Radio show June 5, 2013

Today’s radio show is archived:

Beeguardian Show June 5, 13

We had a guest on the show reporting on his swarm catching experience. How do swarms decide on their new home? “The Buzz about bees” by Jürgen Tauz is our reference to a lot of honey bee facts. Harvesting honey? Now is the time for beeguardians. Eat local honey, because the imported stuff is often not what it said.

May radio show is archived

Here is the link to the May radio show.  You will also find it in the archives.

I had brought samples of the different combs to the show and half way through I took a bite out of a nectar comb- it was a little juicier and drippier than I expected.  No, I didn’t get it on the controls!

Have fun listening.

Bee Guardians Radio Show #16 May 1, 2013.  Again we looked at the news from hive. What to do when a hive dies. Harvest of honey, propolis, pollen, nectar, wax.
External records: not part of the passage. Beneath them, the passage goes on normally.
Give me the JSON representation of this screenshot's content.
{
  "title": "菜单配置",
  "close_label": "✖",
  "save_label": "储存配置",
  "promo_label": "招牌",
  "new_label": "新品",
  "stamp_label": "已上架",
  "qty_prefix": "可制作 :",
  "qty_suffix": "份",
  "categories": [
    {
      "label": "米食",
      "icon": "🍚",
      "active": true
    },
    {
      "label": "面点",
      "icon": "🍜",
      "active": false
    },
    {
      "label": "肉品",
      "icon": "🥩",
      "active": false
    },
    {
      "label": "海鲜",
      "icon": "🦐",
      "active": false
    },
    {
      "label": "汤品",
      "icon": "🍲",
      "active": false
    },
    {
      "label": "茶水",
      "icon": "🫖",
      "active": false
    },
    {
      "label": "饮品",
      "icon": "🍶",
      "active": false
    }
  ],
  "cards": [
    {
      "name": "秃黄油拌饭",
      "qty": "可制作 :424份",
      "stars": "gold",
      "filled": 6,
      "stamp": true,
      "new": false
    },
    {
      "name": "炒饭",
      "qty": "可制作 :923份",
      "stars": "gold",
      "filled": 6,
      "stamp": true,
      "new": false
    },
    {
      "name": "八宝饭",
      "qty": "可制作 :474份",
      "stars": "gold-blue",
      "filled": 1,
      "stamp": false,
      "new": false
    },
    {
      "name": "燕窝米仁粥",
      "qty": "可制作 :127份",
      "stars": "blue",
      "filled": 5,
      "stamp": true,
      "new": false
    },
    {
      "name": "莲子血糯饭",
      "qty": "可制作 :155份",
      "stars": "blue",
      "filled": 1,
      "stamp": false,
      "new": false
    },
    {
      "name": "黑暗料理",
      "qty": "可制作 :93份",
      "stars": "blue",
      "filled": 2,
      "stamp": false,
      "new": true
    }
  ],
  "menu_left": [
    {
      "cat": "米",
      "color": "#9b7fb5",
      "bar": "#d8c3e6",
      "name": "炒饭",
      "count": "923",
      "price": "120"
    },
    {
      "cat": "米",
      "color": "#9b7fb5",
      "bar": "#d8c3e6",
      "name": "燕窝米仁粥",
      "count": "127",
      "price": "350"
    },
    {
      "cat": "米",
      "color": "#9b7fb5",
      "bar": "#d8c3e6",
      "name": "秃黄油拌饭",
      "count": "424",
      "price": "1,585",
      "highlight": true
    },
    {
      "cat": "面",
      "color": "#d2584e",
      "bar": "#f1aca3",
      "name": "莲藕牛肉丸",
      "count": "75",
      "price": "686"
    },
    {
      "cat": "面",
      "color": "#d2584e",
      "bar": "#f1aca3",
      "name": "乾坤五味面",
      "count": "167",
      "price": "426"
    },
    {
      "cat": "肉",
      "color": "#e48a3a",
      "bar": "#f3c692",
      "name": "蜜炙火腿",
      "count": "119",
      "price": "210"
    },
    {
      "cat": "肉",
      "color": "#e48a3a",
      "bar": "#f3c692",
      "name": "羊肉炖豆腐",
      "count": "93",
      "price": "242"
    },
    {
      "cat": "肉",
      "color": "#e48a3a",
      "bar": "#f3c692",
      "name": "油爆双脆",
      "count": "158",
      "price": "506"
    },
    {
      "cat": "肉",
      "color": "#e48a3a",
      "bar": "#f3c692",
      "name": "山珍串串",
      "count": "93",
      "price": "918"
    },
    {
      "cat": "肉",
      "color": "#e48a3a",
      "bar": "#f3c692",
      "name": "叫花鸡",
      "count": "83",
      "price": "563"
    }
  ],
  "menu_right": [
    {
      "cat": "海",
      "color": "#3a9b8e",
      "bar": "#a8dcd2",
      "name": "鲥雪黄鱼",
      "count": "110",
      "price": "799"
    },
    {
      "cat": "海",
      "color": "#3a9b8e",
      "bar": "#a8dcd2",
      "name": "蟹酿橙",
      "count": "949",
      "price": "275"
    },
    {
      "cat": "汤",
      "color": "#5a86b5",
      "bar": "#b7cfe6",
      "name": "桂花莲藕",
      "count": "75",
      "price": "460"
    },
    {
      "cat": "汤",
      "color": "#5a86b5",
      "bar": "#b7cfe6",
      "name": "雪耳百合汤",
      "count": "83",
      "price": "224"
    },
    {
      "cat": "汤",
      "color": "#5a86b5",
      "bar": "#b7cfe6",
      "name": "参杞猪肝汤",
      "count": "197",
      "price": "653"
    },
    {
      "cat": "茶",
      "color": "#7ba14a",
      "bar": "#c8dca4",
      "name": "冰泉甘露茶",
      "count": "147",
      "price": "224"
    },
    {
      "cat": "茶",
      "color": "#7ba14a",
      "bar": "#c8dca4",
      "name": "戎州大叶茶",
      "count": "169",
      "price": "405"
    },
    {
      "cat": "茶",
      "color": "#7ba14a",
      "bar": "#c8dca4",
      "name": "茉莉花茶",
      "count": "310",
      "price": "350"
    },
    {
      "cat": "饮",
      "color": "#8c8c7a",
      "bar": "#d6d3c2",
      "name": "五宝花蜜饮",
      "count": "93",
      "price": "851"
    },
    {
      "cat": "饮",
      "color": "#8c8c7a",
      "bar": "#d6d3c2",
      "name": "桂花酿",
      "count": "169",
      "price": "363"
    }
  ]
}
Having disassembled a hive, we looked at the comb and what purpose it serves in the hive.

radio show live in a few minutes.

I am just sitting at the radio station waiting for our show to come on, listening to bee music.

We are planning to talk about the news from the hives and what to do when a colony died.  Harvesting honey, propolis, nectar, pollen, wax.  It is quite involved.  We have samples of the different comb and the controls might get a little sticky ….

Svea is still reading up on the different uses of the comb in the hive from “Buzz about Bees” by Jürgen Tauz.

I think the streaming is still not working right now, so if you don’t catch the show life in this area, you have to wait until I have it archived.

Talk on native pollinators at Merryspring, April 9 at 12:00 noon

Catch the Buzz on Native Bees

Local gardener and photographer Amy Campbell will lead a presentation on native bee species at Merryspring Nature Center on Tuesday, April 9 at 12:00 noon.Campbell’s talk, titled “Native Bees: A Magical Mystery Tour,” will use vibrant and colorful photos to introduce the audience to some of Maine’s important and indigenous bee species. Her presentation will also explain the difference between bees and other similar-looking buzzing insects, dispel rumors, and stress the necessity and benefits of attracting native bees to the backyard landscape.Campbell is a Maine Master Gardener, nature photographer, and honeybee keeper living in Rockport. Recently, she has completed a certificate program in Native Plants and Ecological Horticulture at the Coastal Maine Botanical Gardens in Boothbay.

This talk is part of Merryspring ‘s 2013 Winter Talk Series, co-sponsored by The First and  Allen Insurance and Financial.  

Admission is free for Merryspring members, with a nominal fee of $5 for non-members.